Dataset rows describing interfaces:
########
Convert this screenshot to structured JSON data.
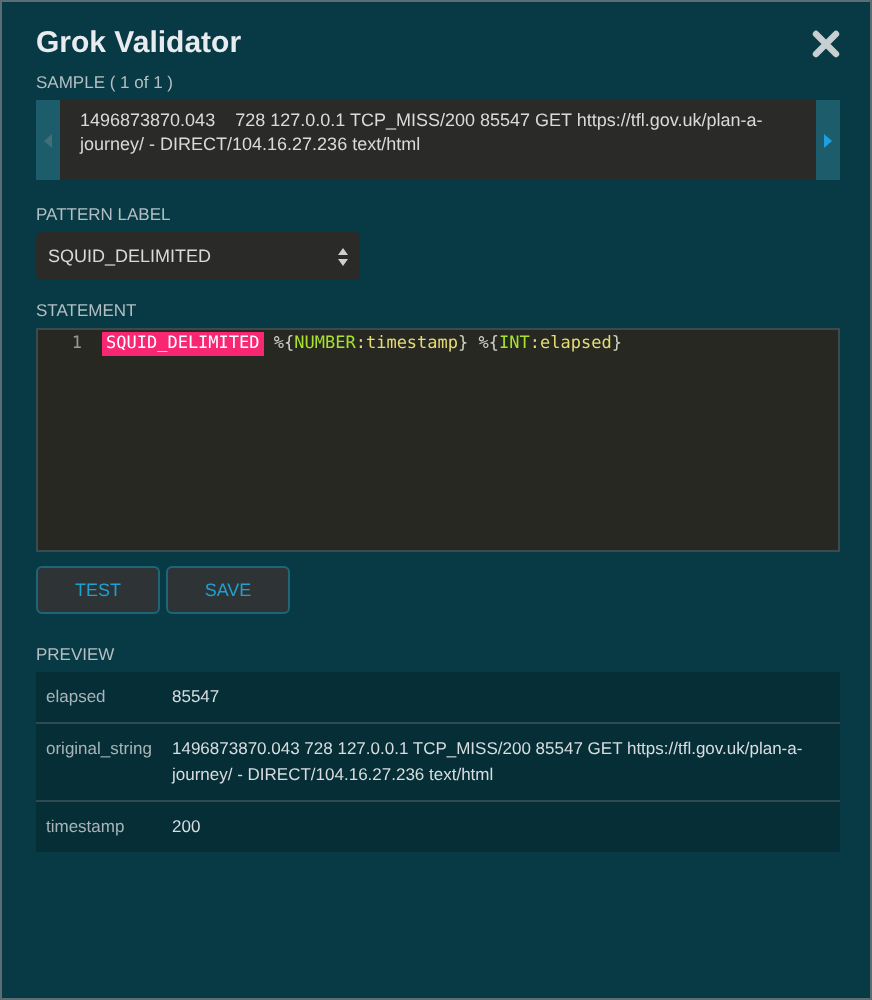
{
  "window": {
    "title": "Grok Validator"
  },
  "sample": {
    "label": "SAMPLE ( 1 of 1 )",
    "text": "1496873870.043    728 127.0.0.1 TCP_MISS/200 85547 GET https://tfl.gov.uk/plan-a-journey/ - DIRECT/104.16.27.236 text/html",
    "prev_disabled": true,
    "next_disabled": false
  },
  "pattern_label": {
    "label": "PATTERN LABEL",
    "value": "SQUID_DELIMITED"
  },
  "statement": {
    "label": "STATEMENT",
    "lines": [
      {
        "number": "1",
        "tokens": [
          {
            "kind": "label",
            "text": "SQUID_DELIMITED"
          },
          {
            "kind": "punct",
            "text": " %{"
          },
          {
            "kind": "type",
            "text": "NUMBER"
          },
          {
            "kind": "field",
            "text": ":timestamp"
          },
          {
            "kind": "punct",
            "text": "} %{"
          },
          {
            "kind": "type",
            "text": "INT"
          },
          {
            "kind": "field",
            "text": ":elapsed"
          },
          {
            "kind": "punct",
            "text": "}"
          }
        ]
      }
    ]
  },
  "buttons": [
    "TEST",
    "SAVE"
  ],
  "preview": {
    "label": "PREVIEW",
    "rows": [
      {
        "key": "elapsed",
        "value": "85547"
      },
      {
        "key": "original_string",
        "value": "1496873870.043 728 127.0.0.1 TCP_MISS/200 85547 GET https://tfl.gov.uk/plan-a-journey/ - DIRECT/104.16.27.236 text/html"
      },
      {
        "key": "timestamp",
        "value": "200"
      }
    ]
  }
}
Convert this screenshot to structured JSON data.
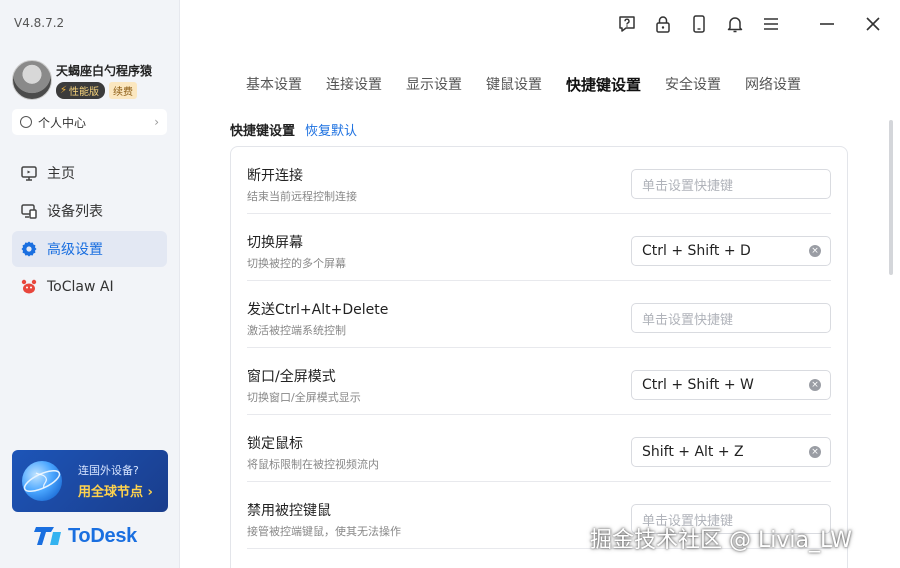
{
  "app": {
    "version": "V4.8.7.2"
  },
  "user": {
    "name": "天蝎座白勺程序猿",
    "badge_perf": "性能版",
    "badge_renew": "续费",
    "personal_center": "个人中心"
  },
  "nav": [
    {
      "label": "主页",
      "icon": "monitor-icon"
    },
    {
      "label": "设备列表",
      "icon": "devices-icon"
    },
    {
      "label": "高级设置",
      "icon": "gear-icon",
      "active": true
    },
    {
      "label": "ToClaw AI",
      "icon": "crab-icon"
    }
  ],
  "promo": {
    "question": "连国外设备?",
    "cta": "用全球节点 ›"
  },
  "brand": {
    "logo_text": "ToDesk",
    "accent": "#1a6fe0"
  },
  "top_icons": [
    "help-icon",
    "lock-icon",
    "phone-icon",
    "bell-icon",
    "menu-icon",
    "minimize-icon",
    "close-icon"
  ],
  "tabs": [
    "基本设置",
    "连接设置",
    "显示设置",
    "键鼠设置",
    "快捷键设置",
    "安全设置",
    "网络设置"
  ],
  "active_tab": "快捷键设置",
  "section": {
    "title": "快捷键设置",
    "restore": "恢复默认"
  },
  "shortcuts": [
    {
      "title": "断开连接",
      "desc": "结束当前远程控制连接",
      "value": "",
      "placeholder": "单击设置快捷键"
    },
    {
      "title": "切换屏幕",
      "desc": "切换被控的多个屏幕",
      "value": "Ctrl + Shift + D",
      "placeholder": ""
    },
    {
      "title": "发送Ctrl+Alt+Delete",
      "desc": "激活被控端系统控制",
      "value": "",
      "placeholder": "单击设置快捷键"
    },
    {
      "title": "窗口/全屏模式",
      "desc": "切换窗口/全屏模式显示",
      "value": "Ctrl + Shift + W",
      "placeholder": ""
    },
    {
      "title": "锁定鼠标",
      "desc": "将鼠标限制在被控视频流内",
      "value": "Shift + Alt + Z",
      "placeholder": ""
    },
    {
      "title": "禁用被控键鼠",
      "desc": "接管被控端键鼠，使其无法操作",
      "value": "",
      "placeholder": "单击设置快捷键"
    }
  ],
  "watermark": "掘金技术社区 @ Livia_LW"
}
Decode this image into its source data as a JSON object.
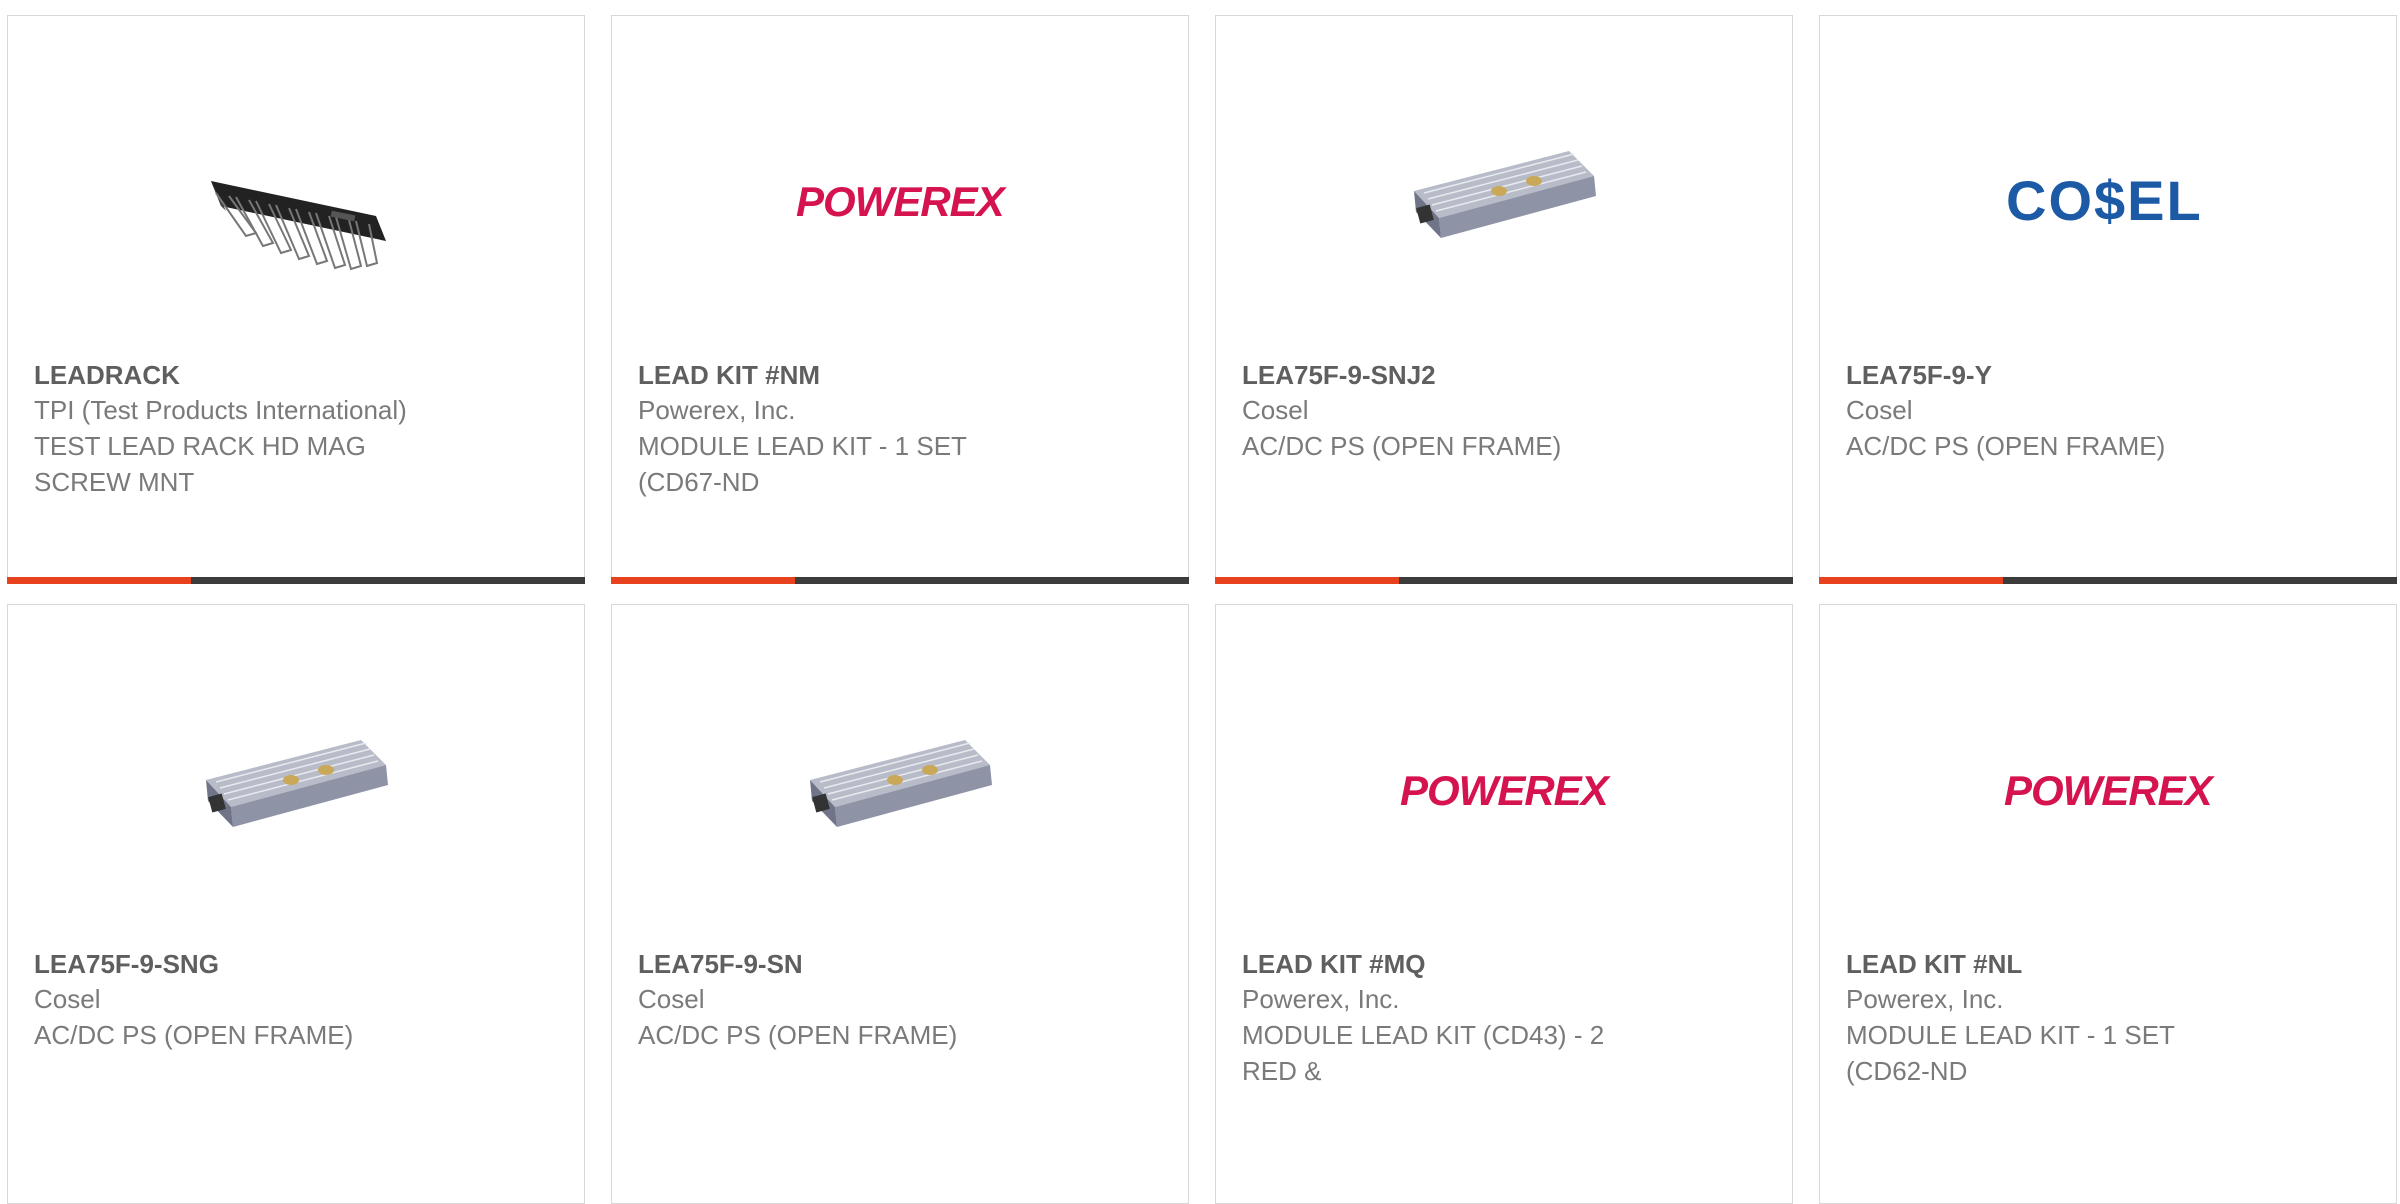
{
  "products": [
    {
      "part": "LEADRACK",
      "manufacturer": "TPI (Test Products International)",
      "desc_line1": "TEST LEAD RACK HD MAG",
      "desc_line2": "SCREW MNT",
      "image": "lead-rack-image"
    },
    {
      "part": "LEAD KIT #NM",
      "manufacturer": "Powerex, Inc.",
      "desc_line1": "MODULE LEAD KIT - 1 SET",
      "desc_line2": "(CD67-ND",
      "image": "powerex-logo",
      "logo_text": "POWEREX"
    },
    {
      "part": "LEA75F-9-SNJ2",
      "manufacturer": "Cosel",
      "desc_line1": "AC/DC PS (OPEN FRAME)",
      "desc_line2": "",
      "image": "power-supply-image"
    },
    {
      "part": "LEA75F-9-Y",
      "manufacturer": "Cosel",
      "desc_line1": "AC/DC PS (OPEN FRAME)",
      "desc_line2": "",
      "image": "cosel-logo",
      "logo_text": "CO$EL"
    },
    {
      "part": "LEA75F-9-SNG",
      "manufacturer": "Cosel",
      "desc_line1": "AC/DC PS (OPEN FRAME)",
      "desc_line2": "",
      "image": "power-supply-image"
    },
    {
      "part": "LEA75F-9-SN",
      "manufacturer": "Cosel",
      "desc_line1": "AC/DC PS (OPEN FRAME)",
      "desc_line2": "",
      "image": "power-supply-image"
    },
    {
      "part": "LEAD KIT #MQ",
      "manufacturer": "Powerex, Inc.",
      "desc_line1": "MODULE LEAD KIT (CD43) - 2",
      "desc_line2": "RED &",
      "image": "powerex-logo",
      "logo_text": "POWEREX"
    },
    {
      "part": "LEAD KIT #NL",
      "manufacturer": "Powerex, Inc.",
      "desc_line1": "MODULE LEAD KIT - 1 SET",
      "desc_line2": "(CD62-ND",
      "image": "powerex-logo",
      "logo_text": "POWEREX"
    }
  ],
  "colors": {
    "accent": "#e8411d",
    "bar": "#3c3c3c",
    "powerex": "#d4134f",
    "cosel": "#1d5aa6"
  }
}
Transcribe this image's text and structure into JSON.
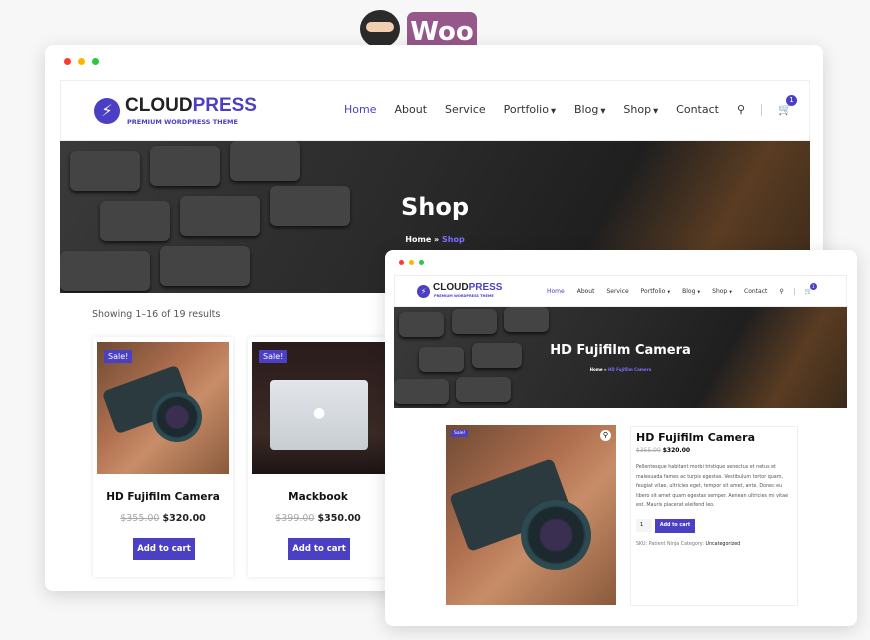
{
  "badge": {
    "woo_logo": "Woo",
    "mascot": "ninja"
  },
  "colors": {
    "accent": "#4b3fc4",
    "woo": "#96588a",
    "dot_red": "#ff3b30",
    "dot_yellow": "#ffb400",
    "dot_green": "#28c840"
  },
  "brand": {
    "name_a": "CLOUD",
    "name_b": "PRESS",
    "tagline": "PREMIUM WORDPRESS THEME",
    "icon": "lightning-bolt-icon"
  },
  "nav": {
    "items": [
      {
        "label": "Home",
        "active": true
      },
      {
        "label": "About"
      },
      {
        "label": "Service"
      },
      {
        "label": "Portfolio",
        "dropdown": true
      },
      {
        "label": "Blog",
        "dropdown": true
      },
      {
        "label": "Shop",
        "dropdown": true
      },
      {
        "label": "Contact"
      }
    ],
    "search_icon": "search-icon",
    "cart_icon": "cart-icon",
    "cart_count": "1"
  },
  "shop": {
    "title": "Shop",
    "breadcrumb_home": "Home",
    "breadcrumb_sep": "»",
    "breadcrumb_current": "Shop",
    "result_count": "Showing 1–16 of 19 results",
    "products": [
      {
        "name": "HD Fujifilm Camera",
        "badge": "Sale!",
        "old_price": "$355.00",
        "price": "$320.00",
        "button": "Add to cart"
      },
      {
        "name": "Mackbook",
        "badge": "Sale!",
        "old_price": "$399.00",
        "price": "$350.00",
        "button": "Add to cart"
      }
    ]
  },
  "product": {
    "title": "HD Fujifilm Camera",
    "breadcrumb_home": "Home",
    "breadcrumb_sep": "»",
    "breadcrumb_current": "HD Fujifilm Camera",
    "badge": "Sale!",
    "old_price": "$355.00",
    "price": "$320.00",
    "description": "Pellentesque habitant morbi tristique senectus et netus et malesuada fames ac turpis egestas. Vestibulum tortor quam, feugiat vitae, ultricies eget, tempor sit amet, ante. Donec eu libero sit amet quam egestas semper. Aenean ultricies mi vitae est. Mauris placerat eleifend leo.",
    "quantity": "1",
    "button": "Add to cart",
    "sku_label": "SKU:",
    "sku": "Patient Ninja",
    "category_label": "Category:",
    "category": "Uncategorized",
    "zoom_icon": "magnifier-icon"
  }
}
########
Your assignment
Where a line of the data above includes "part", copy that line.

Exercise solution
      "part": "LEADRACK",
      "part": "LEAD KIT #NM",
      "part": "LEA75F-9-SNJ2",
      "part": "LEA75F-9-Y",
      "part": "LEA75F-9-SNG",
      "part": "LEA75F-9-SN",
      "part": "LEAD KIT #MQ",
      "part": "LEAD KIT #NL",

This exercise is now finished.